Design Patents Go International
The Hague System was initially created in 1960 to streamline international design patent and industrial design applications. President Clinton signed the treaty in 1999, the Senate ratified it in 2007, and Congress recently adopted the implementing statute. The Hague System Agreement (and related US implementing statute) creates procedures at the United States Patent and Trademark Office (USPTO) to receive and prosecute international design applications.
The most beneficial aspect of The Hague System is allowing United States applicants to file a single design application to target over 40 nations and the European Union. The applicant can file the application with the USPTO and may designate any number of the contracting nations to receive the application. The USPTO then submits the application to the World Intellectual Property Organization (WIPO), which reviews the application to assure compliance with formal requirements and then submits it to the contracting countries for substantive examination. Patentees familiar with international utility patent applications will find this procedure very similar to the international patenting process created by the Patent Cooperation Treaty.
In addition, a single international design application may include up to 100 independent designs.
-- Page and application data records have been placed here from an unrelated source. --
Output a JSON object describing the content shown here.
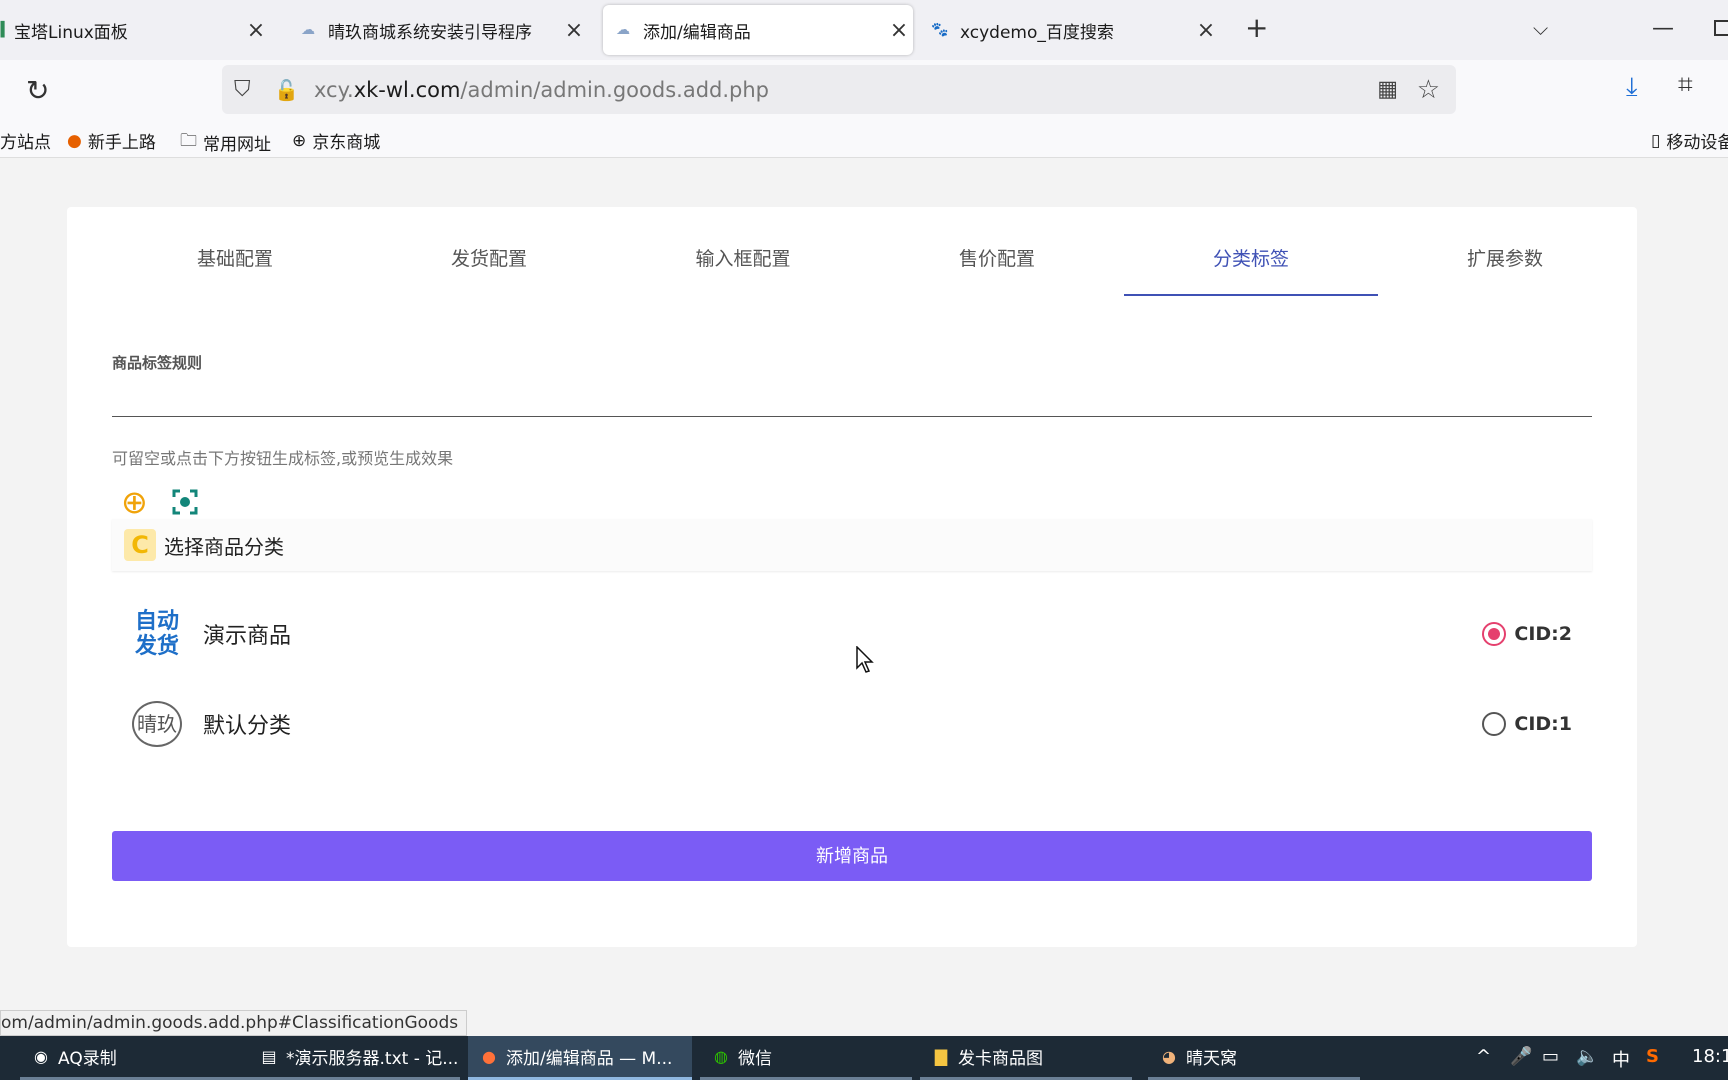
{
  "browser": {
    "tabs": [
      {
        "title": "宝塔Linux面板",
        "close": "×"
      },
      {
        "title": "晴玖商城系统安装引导程序",
        "close": "×"
      },
      {
        "title": "添加/编辑商品",
        "close": "×"
      },
      {
        "title": "xcydemo_百度搜索",
        "close": "×"
      }
    ],
    "new_tab": "+",
    "url_host_prefix": "xcy.",
    "url_host_main": "xk-wl.com",
    "url_path": "/admin/admin.goods.add.php",
    "bookmarks": [
      {
        "label": "方站点",
        "icon": "bookmark-icon"
      },
      {
        "label": "新手上路",
        "icon": "firefox-icon"
      },
      {
        "label": "常用网址",
        "icon": "folder-icon"
      },
      {
        "label": "京东商城",
        "icon": "globe-icon"
      },
      {
        "label": "移动设备",
        "icon": "mobile-icon"
      }
    ],
    "status_url": "om/admin/admin.goods.add.php#ClassificationGoods"
  },
  "page": {
    "tabs": [
      {
        "label": "基础配置"
      },
      {
        "label": "发货配置"
      },
      {
        "label": "输入框配置"
      },
      {
        "label": "售价配置"
      },
      {
        "label": "分类标签",
        "active": true
      },
      {
        "label": "扩展参数"
      }
    ],
    "tag_rule": {
      "label": "商品标签规则",
      "value": "",
      "hint": "可留空或点击下方按钮生成标签,或预览生成效果"
    },
    "category_section": {
      "title": "选择商品分类",
      "categories": [
        {
          "logo_text": "自动\n发货",
          "name": "演示商品",
          "cid_label": "CID:2",
          "selected": true
        },
        {
          "logo_text": "晴玖",
          "name": "默认分类",
          "cid_label": "CID:1",
          "selected": false
        }
      ]
    },
    "submit_label": "新增商品"
  },
  "taskbar": {
    "items": [
      {
        "label": "AQ录制"
      },
      {
        "label": "*演示服务器.txt - 记..."
      },
      {
        "label": "添加/编辑商品 — M..."
      },
      {
        "label": "微信"
      },
      {
        "label": "发卡商品图"
      },
      {
        "label": "晴天窝"
      }
    ],
    "ime": "中",
    "clock": "18:1"
  },
  "colors": {
    "accent_tab": "#3f51b5",
    "submit_button": "#7b5cf5",
    "radio_selected": "#e5406e",
    "add_icon": "#f0a30a"
  }
}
However, when the international application re-enters the United States, applicants will be required to restrict the application to a single design and file additional design patent applications.
Design Patent Publication Grants Provisional Rights
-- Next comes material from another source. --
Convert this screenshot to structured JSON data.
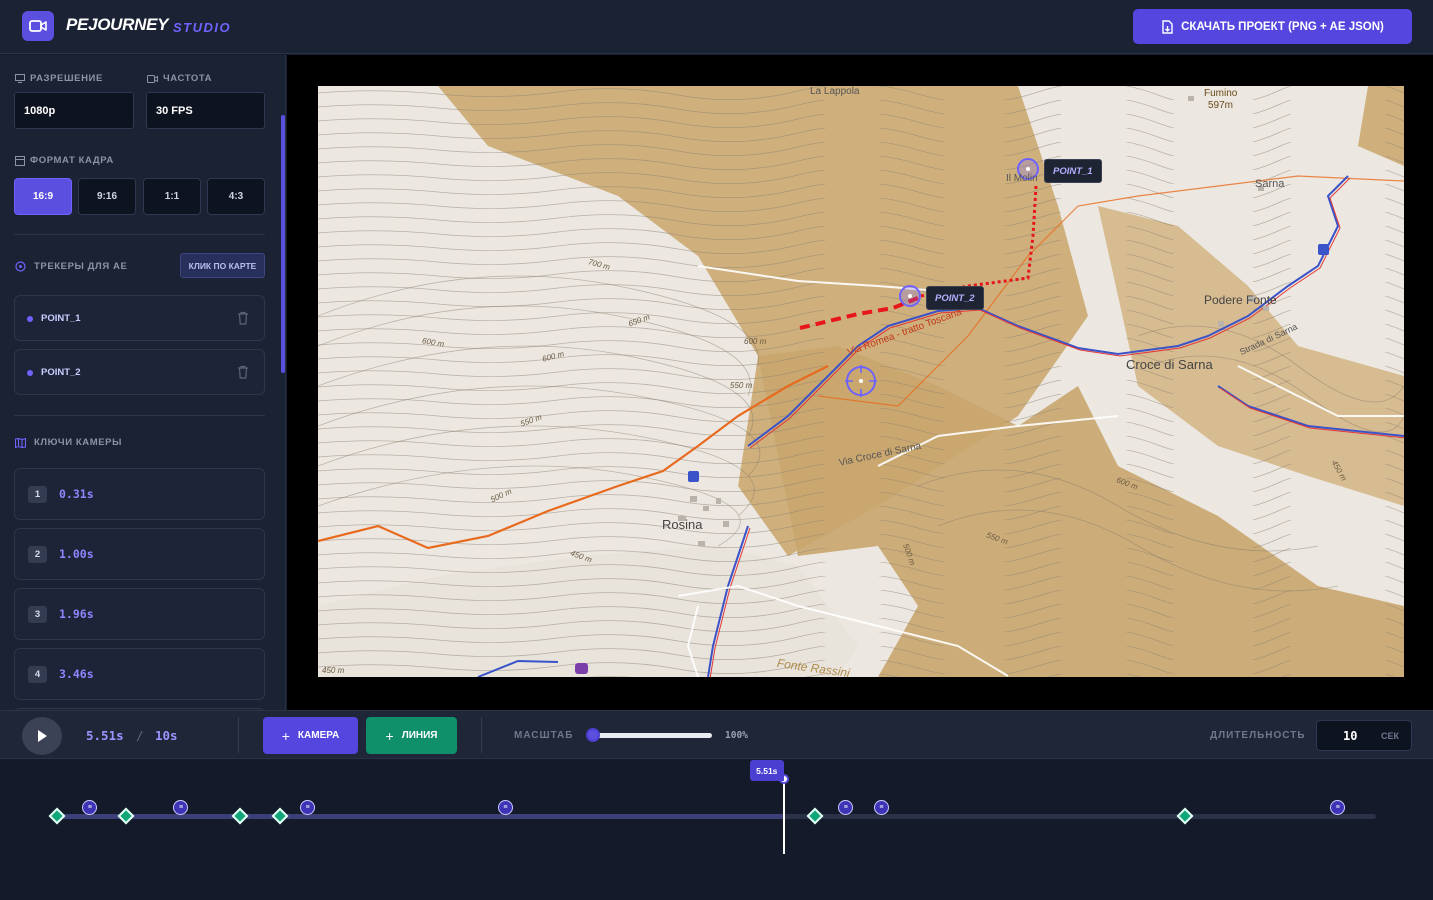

While the United States historically has not published design patent applications, The Hague System publishes applications within six months after the WIPO completes its review of formal requirements. The United States implementing statute for The Hague System Agreement gives design patent owners whose applications are published by WIPO the ability to collect damages for pre-issuance infringement in the United States. This may be particularly helpful for design patents, because designs tend to be easily identified, more readily copied, and less prone to amendments during prosecution than utility patents.
15-Year Design Patent Term
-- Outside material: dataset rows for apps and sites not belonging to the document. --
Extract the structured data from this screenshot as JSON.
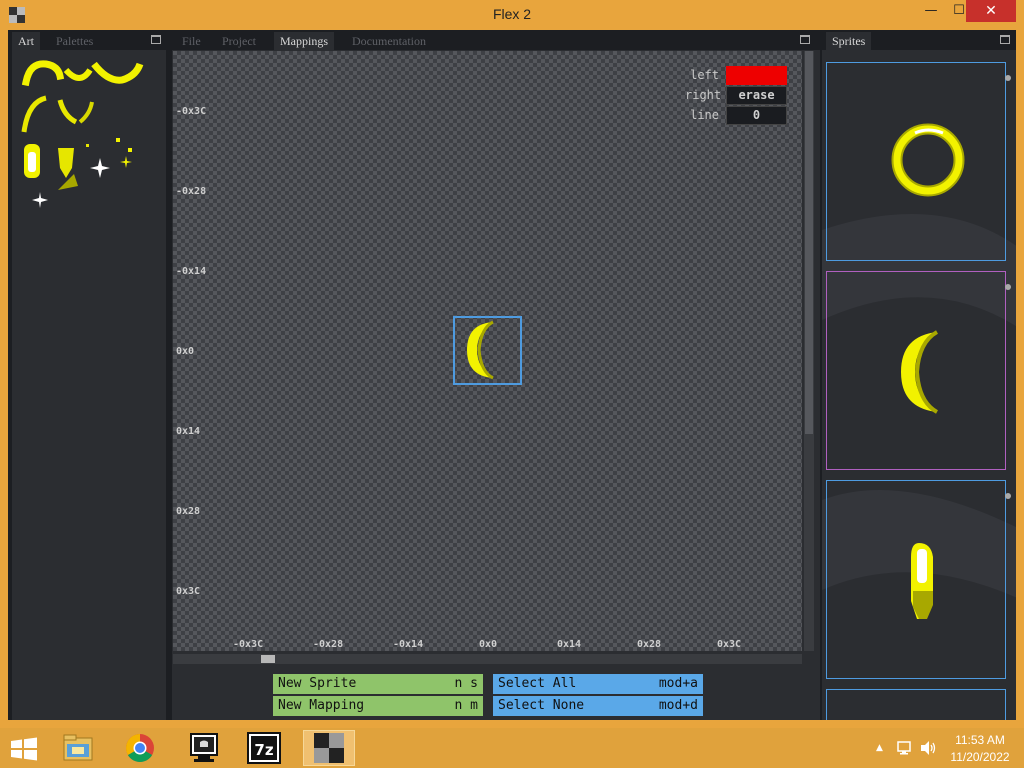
{
  "window": {
    "title": "Flex 2"
  },
  "titlebar_buttons": {
    "minimize": "—",
    "maximize": "☐",
    "close": "✕"
  },
  "art_panel": {
    "tabs": [
      {
        "label": "Art",
        "active": true
      },
      {
        "label": "Palettes",
        "active": false
      }
    ]
  },
  "editor_panel": {
    "tabs": [
      {
        "label": "File",
        "active": false
      },
      {
        "label": "Project",
        "active": false
      },
      {
        "label": "Mappings",
        "active": true
      },
      {
        "label": "Documentation",
        "active": false
      }
    ],
    "y_axis_labels": [
      "-0x3C",
      "-0x28",
      "-0x14",
      "0x0",
      "0x14",
      "0x28",
      "0x3C"
    ],
    "x_axis_labels": [
      "-0x3C",
      "-0x28",
      "-0x14",
      "0x0",
      "0x14",
      "0x28",
      "0x3C"
    ],
    "tools": {
      "left": {
        "label": "left",
        "value": "",
        "color": "#ee0000"
      },
      "right": {
        "label": "right",
        "value": "erase"
      },
      "line": {
        "label": "line",
        "value": "0"
      }
    },
    "commands": [
      {
        "label": "New Sprite",
        "key": "n s"
      },
      {
        "label": "New Mapping",
        "key": "n m"
      },
      {
        "label": "Select All",
        "key": "mod+a"
      },
      {
        "label": "Select None",
        "key": "mod+d"
      }
    ]
  },
  "sprites_panel": {
    "tabs": [
      {
        "label": "Sprites",
        "active": true
      }
    ]
  },
  "colors": {
    "titlebar": "#e8a53d",
    "close_button": "#c7302b",
    "sprite_yellow": "#f2f200",
    "sprite_dark_yellow": "#a8a800",
    "selection": "#4e9be0",
    "command_green": "#8fc46a",
    "command_blue": "#5aa8e8"
  },
  "taskbar": {
    "apps": [
      {
        "name": "file-explorer-icon"
      },
      {
        "name": "chrome-icon"
      },
      {
        "name": "monitor-app-icon"
      },
      {
        "name": "7zip-icon",
        "label": "7z"
      },
      {
        "name": "flex2-taskbar-icon",
        "active": true
      }
    ],
    "time": "11:53 AM",
    "date": "11/20/2022"
  }
}
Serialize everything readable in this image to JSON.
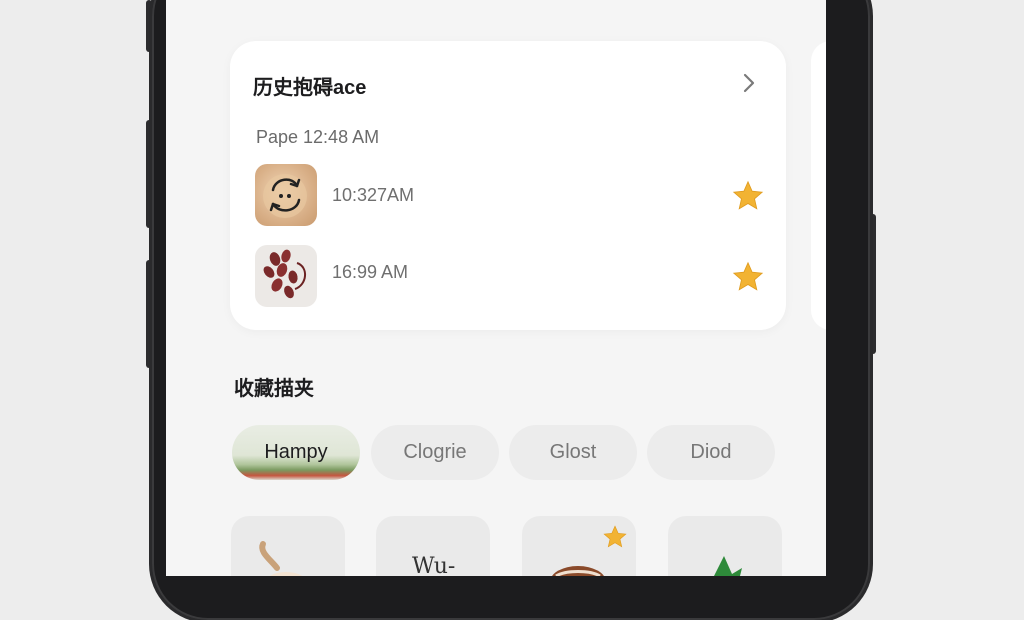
{
  "history": {
    "title": "历史抱碍ace",
    "subtitle": "Pape 12:48 AM",
    "items": [
      {
        "time": "10:327AM",
        "favorited": true
      },
      {
        "time": "16:99 AM",
        "favorited": true
      }
    ]
  },
  "favorites": {
    "title": "收藏描夹",
    "chips": [
      "Hampy",
      "Clogrie",
      "Glost",
      "Diod"
    ],
    "tiles": [
      {
        "label": ""
      },
      {
        "label": "Wu-"
      },
      {
        "label": "",
        "favorited": true
      },
      {
        "label": ""
      }
    ]
  },
  "colors": {
    "star": "#f2b333",
    "screen_bg": "#f5f5f5",
    "card_bg": "#ffffff",
    "chip_bg": "#ececec"
  },
  "icons": [
    "chevron-right-icon",
    "star-icon"
  ]
}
Additionally, the United States implementing statute adds one year to the term for design patents. This provision results in a 15-year term, beginning with the date of issuance by the USPTO.
Benefits for Design Patent Owners
Ability to file a single application for multiple foreign jurisdictions will reduce design patent costs.
Design patent owners can submit multiple designs in a single application, which can help establish an earlier priority date for multiple designs in a cost-effective manner.
Provisional rights against pre-issuance infringement of design patents increase an owner’s leverage in combating counterfeit or copied designs.
Design patents receive an additional year of enforcement.
Patent Law Treaty
The United States implementing statute includes the Patent Law Treaty which the president has signed and the Senate has ratified. The United States implementing statute provisions regarding the Patent Law Treaty synchronize certain United States formal requirements with other international patent systems. These provisions (i) reduce the formal requirements for obtaining a filing date by requiring only the submission of a specification, (ii) expand the rights of applicants to revive abandoned applications in certain situations, and (iii) allow foreign applicants to restore priority rights lost by delayed filings.
Effective Date of Changes
The United States implementing statute, including most of the changes based on The Hague System Agreement or the Patent Law Treaty, will take effect one year after President Obama signs the bill into law. This statute is expected to become law no later than December 21, 2012.